[Requirement] What is the number of lines in these records that hold the word "JSON"? Reply with that number alone.

[Exercise data]
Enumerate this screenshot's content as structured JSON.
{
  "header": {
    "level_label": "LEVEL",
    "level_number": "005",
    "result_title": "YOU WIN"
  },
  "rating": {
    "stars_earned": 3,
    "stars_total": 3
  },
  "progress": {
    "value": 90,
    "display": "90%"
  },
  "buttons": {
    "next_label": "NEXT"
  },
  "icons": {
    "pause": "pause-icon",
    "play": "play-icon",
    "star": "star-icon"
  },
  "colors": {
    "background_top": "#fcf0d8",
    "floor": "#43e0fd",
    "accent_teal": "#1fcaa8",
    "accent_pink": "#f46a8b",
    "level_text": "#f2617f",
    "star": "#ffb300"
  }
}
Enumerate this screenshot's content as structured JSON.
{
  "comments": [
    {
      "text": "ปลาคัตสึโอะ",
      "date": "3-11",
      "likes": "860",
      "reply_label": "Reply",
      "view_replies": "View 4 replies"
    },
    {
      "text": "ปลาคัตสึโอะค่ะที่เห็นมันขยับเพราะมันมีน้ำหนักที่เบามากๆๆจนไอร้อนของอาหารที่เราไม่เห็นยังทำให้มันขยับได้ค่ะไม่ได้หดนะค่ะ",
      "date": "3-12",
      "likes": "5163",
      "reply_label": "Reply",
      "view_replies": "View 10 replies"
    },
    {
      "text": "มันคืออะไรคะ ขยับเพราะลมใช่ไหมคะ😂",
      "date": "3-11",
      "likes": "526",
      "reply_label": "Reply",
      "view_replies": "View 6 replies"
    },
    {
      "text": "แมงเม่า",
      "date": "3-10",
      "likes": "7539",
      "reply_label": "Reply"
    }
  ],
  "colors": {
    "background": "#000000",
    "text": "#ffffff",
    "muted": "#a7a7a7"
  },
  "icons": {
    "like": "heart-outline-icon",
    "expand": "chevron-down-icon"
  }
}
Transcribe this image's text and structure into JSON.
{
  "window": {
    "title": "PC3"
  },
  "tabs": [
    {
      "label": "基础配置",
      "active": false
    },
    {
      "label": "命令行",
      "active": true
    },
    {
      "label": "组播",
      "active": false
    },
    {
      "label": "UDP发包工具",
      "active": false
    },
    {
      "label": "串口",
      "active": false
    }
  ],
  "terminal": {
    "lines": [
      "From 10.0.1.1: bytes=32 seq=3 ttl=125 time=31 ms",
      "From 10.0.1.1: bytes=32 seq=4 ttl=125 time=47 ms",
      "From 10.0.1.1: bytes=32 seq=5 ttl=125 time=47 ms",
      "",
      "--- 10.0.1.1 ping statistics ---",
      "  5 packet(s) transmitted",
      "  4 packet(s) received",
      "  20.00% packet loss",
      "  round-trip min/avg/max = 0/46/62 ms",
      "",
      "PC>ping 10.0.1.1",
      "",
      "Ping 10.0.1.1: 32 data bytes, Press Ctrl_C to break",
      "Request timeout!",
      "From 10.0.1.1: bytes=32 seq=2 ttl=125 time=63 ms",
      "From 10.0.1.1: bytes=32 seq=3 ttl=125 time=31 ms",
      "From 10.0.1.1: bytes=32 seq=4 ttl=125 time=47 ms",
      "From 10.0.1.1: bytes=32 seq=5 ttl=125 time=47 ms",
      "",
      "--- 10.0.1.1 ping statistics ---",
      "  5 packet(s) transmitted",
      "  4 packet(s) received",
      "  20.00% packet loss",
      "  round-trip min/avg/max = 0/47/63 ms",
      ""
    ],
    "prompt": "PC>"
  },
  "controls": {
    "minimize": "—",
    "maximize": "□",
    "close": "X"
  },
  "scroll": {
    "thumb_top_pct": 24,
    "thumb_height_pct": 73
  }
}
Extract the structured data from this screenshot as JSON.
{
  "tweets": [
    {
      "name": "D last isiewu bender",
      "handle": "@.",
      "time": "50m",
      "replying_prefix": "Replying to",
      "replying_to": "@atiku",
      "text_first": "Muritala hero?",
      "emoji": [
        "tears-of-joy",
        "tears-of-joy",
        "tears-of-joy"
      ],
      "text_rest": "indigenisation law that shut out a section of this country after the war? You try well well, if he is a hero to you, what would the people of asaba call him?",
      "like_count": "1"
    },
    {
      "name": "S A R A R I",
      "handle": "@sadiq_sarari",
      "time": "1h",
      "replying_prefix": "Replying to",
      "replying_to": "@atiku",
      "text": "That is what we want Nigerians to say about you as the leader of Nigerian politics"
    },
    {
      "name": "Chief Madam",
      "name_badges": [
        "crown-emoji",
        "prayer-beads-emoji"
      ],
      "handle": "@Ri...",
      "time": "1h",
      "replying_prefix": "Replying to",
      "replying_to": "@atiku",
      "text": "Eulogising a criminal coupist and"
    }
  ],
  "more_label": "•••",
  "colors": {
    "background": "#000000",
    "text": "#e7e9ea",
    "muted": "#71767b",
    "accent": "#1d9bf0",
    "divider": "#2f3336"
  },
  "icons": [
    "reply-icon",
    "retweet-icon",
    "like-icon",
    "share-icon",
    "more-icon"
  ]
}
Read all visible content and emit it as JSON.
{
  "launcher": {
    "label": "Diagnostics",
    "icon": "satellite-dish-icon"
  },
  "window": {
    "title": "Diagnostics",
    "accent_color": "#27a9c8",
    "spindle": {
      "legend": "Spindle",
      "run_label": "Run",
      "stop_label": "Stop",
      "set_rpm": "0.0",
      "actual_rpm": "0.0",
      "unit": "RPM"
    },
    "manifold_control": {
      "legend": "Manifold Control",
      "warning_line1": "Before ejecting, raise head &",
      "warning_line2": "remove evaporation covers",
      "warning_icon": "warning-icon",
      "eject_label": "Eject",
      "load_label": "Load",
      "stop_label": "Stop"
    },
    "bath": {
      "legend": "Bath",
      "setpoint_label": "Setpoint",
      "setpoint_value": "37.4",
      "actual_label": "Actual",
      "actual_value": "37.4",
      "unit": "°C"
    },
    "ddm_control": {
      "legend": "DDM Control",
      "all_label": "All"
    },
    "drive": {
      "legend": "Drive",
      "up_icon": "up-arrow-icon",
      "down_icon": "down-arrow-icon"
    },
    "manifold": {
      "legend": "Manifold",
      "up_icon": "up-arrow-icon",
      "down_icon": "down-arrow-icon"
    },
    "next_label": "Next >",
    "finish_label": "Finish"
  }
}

[Task answer] 5